Strong performance in USA fails to mask housebuilder's weak overall results as UK profit slumps to £278m
The volume housebuilder said Johnson, who has been chief executive for five years, would be replaced by UK head Peter Redfern on 1 July.
Johnson said it was the right time to leave because he had achieved his aim of putting a "dismal, old-fashioned business" into a good shape. He added that at the age of 59 it was a good time to plan ahead, although he had no immediate plans.
Redfern takes over at a tough time. On Tuesday, Wimpey said operating profit at its UK business had fallen 32% to £278m in the year to 31 December.
A strong performance from Morrison Homes, Wimpey's US subsidiary, was not enough to cancel this out, and group profit dropped 12% to £437m.
Despite the poor results, shares in the company rose 6.5p, or 1%, to 552p when the results were announced. This was partly because Wimpey had warned the market in January that 2005 had been a difficult year. Some in the City said the price rise could also be explained by persistent merger speculation.
A merger with Taylor Woodrow is considered to be most likely because the firms each have a complementary US business.

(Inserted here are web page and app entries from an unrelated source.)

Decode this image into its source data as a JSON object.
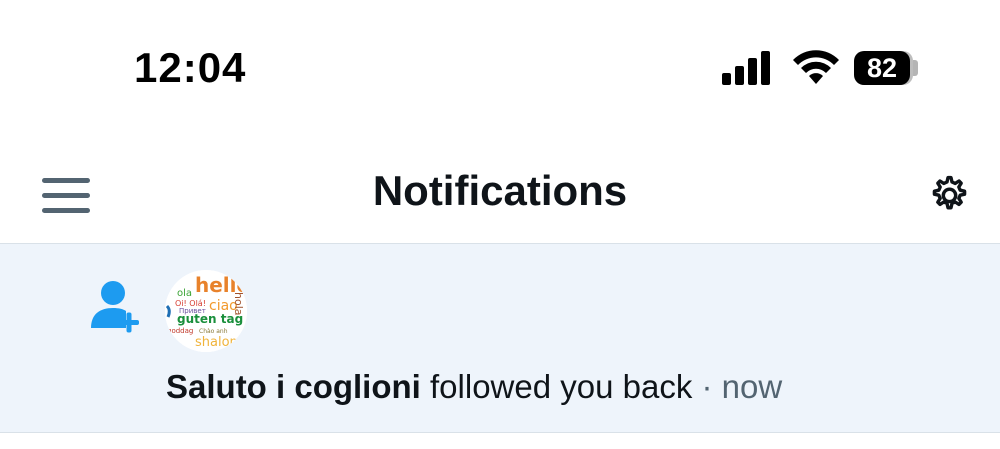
{
  "status_bar": {
    "time": "12:04",
    "battery_level": "82",
    "icons": [
      "cellular-signal-icon",
      "wifi-icon",
      "battery-icon"
    ]
  },
  "header": {
    "title": "Notifications",
    "icons": [
      "hamburger-menu-icon",
      "settings-gear-icon"
    ]
  },
  "notifications": [
    {
      "type_icon": "user-plus-icon",
      "user_name": "Saluto i coglioni",
      "action_text": " followed you back",
      "separator": " · ",
      "time": "now",
      "avatar_words": [
        "hello",
        "ola",
        "Oi! Olá!",
        "Привет",
        "ciao",
        "hola",
        "guten tag",
        "shalom",
        "goddag",
        "Chào anh"
      ]
    }
  ],
  "colors": {
    "accent": "#1d9bf0",
    "icon_gray": "#536471",
    "notification_bg": "#eef4fb",
    "text": "#0f1419"
  }
}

Johnson denied a deal was on the cards, saying: "I've said for a while that growth is focused on organic development and I've heard Peter Redfern say the same."
Johnson said Wimpey had suffered from its relatively limited landbank. He said: "For this reason in 2005 as house prices stabilised the rising cost of land affected us quickly, having a 3% impact on our margin."
Wimpey is following the example of Redrow by building cheaper homes for first-time buyers. Its one-bedroom flats in Tipton, West Midlands, will cost about £65,000.
Johnson said Wimpey would stop investing in high-rise city centre schemes.